<<<<
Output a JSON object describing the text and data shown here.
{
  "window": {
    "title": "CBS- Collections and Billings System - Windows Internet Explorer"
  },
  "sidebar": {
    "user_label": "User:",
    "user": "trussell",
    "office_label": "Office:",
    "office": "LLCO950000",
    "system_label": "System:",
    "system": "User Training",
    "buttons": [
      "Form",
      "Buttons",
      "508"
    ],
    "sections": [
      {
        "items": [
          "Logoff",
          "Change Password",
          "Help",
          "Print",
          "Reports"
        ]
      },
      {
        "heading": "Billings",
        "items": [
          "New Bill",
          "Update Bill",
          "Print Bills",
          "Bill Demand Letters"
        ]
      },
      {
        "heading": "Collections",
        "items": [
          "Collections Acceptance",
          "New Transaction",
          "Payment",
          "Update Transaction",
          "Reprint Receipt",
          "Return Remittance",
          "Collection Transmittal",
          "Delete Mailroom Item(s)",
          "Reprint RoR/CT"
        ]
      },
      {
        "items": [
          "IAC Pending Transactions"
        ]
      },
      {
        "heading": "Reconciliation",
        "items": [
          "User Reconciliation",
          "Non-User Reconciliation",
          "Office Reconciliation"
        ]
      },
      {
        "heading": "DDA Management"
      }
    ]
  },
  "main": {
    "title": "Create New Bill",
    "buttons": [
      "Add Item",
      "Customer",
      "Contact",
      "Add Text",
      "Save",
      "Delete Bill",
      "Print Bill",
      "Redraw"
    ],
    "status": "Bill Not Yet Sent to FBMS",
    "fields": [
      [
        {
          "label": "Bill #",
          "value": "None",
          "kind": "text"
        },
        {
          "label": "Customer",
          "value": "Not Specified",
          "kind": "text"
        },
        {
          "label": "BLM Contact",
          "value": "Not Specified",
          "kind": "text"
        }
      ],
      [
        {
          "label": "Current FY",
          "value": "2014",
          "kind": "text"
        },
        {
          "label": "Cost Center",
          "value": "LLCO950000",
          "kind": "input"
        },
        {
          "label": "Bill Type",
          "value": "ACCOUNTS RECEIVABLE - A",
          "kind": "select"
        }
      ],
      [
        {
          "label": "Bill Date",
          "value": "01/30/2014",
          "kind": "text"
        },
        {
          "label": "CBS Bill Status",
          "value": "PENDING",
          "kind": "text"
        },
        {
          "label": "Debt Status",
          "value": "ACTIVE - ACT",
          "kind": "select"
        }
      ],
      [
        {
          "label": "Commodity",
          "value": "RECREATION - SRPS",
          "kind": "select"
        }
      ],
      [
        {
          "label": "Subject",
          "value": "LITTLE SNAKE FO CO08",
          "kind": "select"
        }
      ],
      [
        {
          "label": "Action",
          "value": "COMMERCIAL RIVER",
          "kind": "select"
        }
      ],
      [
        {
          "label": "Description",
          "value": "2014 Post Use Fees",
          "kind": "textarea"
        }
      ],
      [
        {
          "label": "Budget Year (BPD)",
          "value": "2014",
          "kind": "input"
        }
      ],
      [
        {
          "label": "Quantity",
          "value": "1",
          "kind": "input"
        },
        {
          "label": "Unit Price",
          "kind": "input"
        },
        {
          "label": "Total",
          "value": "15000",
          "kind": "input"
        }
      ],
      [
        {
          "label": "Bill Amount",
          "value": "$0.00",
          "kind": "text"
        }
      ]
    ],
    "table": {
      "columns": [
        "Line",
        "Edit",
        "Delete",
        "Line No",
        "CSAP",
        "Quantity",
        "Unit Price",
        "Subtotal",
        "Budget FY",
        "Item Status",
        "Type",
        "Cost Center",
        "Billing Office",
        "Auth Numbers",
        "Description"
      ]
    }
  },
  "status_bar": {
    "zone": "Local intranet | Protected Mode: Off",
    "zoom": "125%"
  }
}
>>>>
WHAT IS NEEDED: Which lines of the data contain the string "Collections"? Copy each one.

YOUR RESPONSE:
    "title": "CBS- Collections and Billings System - Windows Internet Explorer"
        "heading": "Collections",
          "Collections Acceptance",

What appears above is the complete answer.